* **Work request**: Please restate every record below word for word.

[Data records for software interfaces]
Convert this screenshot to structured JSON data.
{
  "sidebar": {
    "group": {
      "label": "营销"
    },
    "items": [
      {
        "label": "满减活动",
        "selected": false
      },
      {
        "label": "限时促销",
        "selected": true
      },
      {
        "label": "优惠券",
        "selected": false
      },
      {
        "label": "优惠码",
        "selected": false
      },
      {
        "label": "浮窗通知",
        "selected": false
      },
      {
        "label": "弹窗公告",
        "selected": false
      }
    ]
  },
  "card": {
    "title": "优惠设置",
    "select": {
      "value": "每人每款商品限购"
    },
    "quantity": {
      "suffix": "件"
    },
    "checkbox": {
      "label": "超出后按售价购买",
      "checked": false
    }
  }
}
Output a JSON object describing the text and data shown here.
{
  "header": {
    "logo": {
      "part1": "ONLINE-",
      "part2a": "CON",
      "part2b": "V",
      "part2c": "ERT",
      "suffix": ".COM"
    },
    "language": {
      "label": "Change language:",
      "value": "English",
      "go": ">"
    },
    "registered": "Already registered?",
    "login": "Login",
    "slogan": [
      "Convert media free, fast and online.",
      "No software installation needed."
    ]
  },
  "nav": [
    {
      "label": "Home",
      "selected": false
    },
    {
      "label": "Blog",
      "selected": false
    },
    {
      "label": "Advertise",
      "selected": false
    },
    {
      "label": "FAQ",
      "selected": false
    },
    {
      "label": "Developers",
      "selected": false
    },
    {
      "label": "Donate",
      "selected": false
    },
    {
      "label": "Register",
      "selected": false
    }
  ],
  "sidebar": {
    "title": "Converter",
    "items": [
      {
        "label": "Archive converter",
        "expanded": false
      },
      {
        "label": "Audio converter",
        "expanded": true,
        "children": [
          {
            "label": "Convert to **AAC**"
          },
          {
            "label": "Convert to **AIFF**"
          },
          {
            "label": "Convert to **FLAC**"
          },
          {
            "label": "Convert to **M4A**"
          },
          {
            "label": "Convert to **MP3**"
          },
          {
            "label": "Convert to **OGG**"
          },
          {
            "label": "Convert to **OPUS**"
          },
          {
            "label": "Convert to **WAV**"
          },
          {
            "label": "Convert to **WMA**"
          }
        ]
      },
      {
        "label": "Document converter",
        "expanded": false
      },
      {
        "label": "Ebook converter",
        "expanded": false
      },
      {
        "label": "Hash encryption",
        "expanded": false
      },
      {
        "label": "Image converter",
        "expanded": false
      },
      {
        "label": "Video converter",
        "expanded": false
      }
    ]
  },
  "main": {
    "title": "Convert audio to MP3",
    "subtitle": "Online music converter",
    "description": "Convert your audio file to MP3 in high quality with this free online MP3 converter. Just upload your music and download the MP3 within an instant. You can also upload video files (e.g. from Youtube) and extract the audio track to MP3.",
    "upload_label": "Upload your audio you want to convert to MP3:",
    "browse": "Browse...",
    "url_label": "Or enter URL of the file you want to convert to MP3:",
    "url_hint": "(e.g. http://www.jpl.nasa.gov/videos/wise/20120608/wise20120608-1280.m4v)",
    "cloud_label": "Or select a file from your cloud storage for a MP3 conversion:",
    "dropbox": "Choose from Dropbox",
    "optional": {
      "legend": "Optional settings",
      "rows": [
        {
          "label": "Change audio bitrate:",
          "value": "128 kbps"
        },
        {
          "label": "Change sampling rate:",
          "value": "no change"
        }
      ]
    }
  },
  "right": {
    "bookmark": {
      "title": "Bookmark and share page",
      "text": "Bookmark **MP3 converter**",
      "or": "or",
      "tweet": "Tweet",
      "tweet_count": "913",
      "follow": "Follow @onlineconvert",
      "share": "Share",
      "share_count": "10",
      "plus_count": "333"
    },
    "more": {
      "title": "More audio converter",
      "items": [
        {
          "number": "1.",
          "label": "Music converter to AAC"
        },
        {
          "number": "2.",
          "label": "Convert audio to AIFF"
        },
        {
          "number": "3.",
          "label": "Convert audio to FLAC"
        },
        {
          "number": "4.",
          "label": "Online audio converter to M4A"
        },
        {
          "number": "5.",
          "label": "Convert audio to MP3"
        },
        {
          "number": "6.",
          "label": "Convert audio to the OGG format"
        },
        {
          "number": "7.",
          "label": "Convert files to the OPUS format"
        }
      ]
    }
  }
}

* **Answer for the task**:
Convert this screenshot to structured JSON data.
{
  "sidebar": {
    "group": {
      "label": "营销"
    },
    "items": [
      {
        "label": "满减活动",
        "selected": false
      },
      {
        "label": "限时促销",
        "selected": true
      },
      {
        "label": "优惠券",
        "selected": false
      },
      {
        "label": "优惠码",
        "selected": false
      },
      {
        "label": "浮窗通知",
        "selected": false
      },
      {
        "label": "弹窗公告",
        "selected": false
      }
    ]
  },
  "card": {
    "title": "优惠设置",
    "select": {
      "value": "每人每款商品限购"
    },
    "quantity": {
      "suffix": "件"
    },
    "checkbox": {
      "label": "超出后按售价购买",
      "checked": false
    }
  }
}
Output a JSON object describing the text and data shown here.
{
  "header": {
    "logo": {
      "part1": "ONLINE-",
      "part2a": "CON",
      "part2b": "V",
      "part2c": "ERT",
      "suffix": ".COM"
    },
    "language": {
      "label": "Change language:",
      "value": "English",
      "go": ">"
    },
    "registered": "Already registered?",
    "login": "Login",
    "slogan": [
      "Convert media free, fast and online.",
      "No software installation needed."
    ]
  },
  "nav": [
    {
      "label": "Home",
      "selected": false
    },
    {
      "label": "Blog",
      "selected": false
    },
    {
      "label": "Advertise",
      "selected": false
    },
    {
      "label": "FAQ",
      "selected": false
    },
    {
      "label": "Developers",
      "selected": false
    },
    {
      "label": "Donate",
      "selected": false
    },
    {
      "label": "Register",
      "selected": false
    }
  ],
  "sidebar": {
    "title": "Converter",
    "items": [
      {
        "label": "Archive converter",
        "expanded": false
      },
      {
        "label": "Audio converter",
        "expanded": true,
        "children": [
          {
            "label": "Convert to **AAC**"
          },
          {
            "label": "Convert to **AIFF**"
          },
          {
            "label": "Convert to **FLAC**"
          },
          {
            "label": "Convert to **M4A**"
          },
          {
            "label": "Convert to **MP3**"
          },
          {
            "label": "Convert to **OGG**"
          },
          {
            "label": "Convert to **OPUS**"
          },
          {
            "label": "Convert to **WAV**"
          },
          {
            "label": "Convert to **WMA**"
          }
        ]
      },
      {
        "label": "Document converter",
        "expanded": false
      },
      {
        "label": "Ebook converter",
        "expanded": false
      },
      {
        "label": "Hash encryption",
        "expanded": false
      },
      {
        "label": "Image converter",
        "expanded": false
      },
      {
        "label": "Video converter",
        "expanded": false
      }
    ]
  },
  "main": {
    "title": "Convert audio to MP3",
    "subtitle": "Online music converter",
    "description": "Convert your audio file to MP3 in high quality with this free online MP3 converter. Just upload your music and download the MP3 within an instant. You can also upload video files (e.g. from Youtube) and extract the audio track to MP3.",
    "upload_label": "Upload your audio you want to convert to MP3:",
    "browse": "Browse...",
    "url_label": "Or enter URL of the file you want to convert to MP3:",
    "url_hint": "(e.g. http://www.jpl.nasa.gov/videos/wise/20120608/wise20120608-1280.m4v)",
    "cloud_label": "Or select a file from your cloud storage for a MP3 conversion:",
    "dropbox": "Choose from Dropbox",
    "optional": {
      "legend": "Optional settings",
      "rows": [
        {
          "label": "Change audio bitrate:",
          "value": "128 kbps"
        },
        {
          "label": "Change sampling rate:",
          "value": "no change"
        }
      ]
    }
  },
  "right": {
    "bookmark": {
      "title": "Bookmark and share page",
      "text": "Bookmark **MP3 converter**",
      "or": "or",
      "tweet": "Tweet",
      "tweet_count": "913",
      "follow": "Follow @onlineconvert",
      "share": "Share",
      "share_count": "10",
      "plus_count": "333"
    },
    "more": {
      "title": "More audio converter",
      "items": [
        {
          "number": "1.",
          "label": "Music converter to AAC"
        },
        {
          "number": "2.",
          "label": "Convert audio to AIFF"
        },
        {
          "number": "3.",
          "label": "Convert audio to FLAC"
        },
        {
          "number": "4.",
          "label": "Online audio converter to M4A"
        },
        {
          "number": "5.",
          "label": "Convert audio to MP3"
        },
        {
          "number": "6.",
          "label": "Convert audio to the OGG format"
        },
        {
          "number": "7.",
          "label": "Convert files to the OPUS format"
        }
      ]
    }
  }
}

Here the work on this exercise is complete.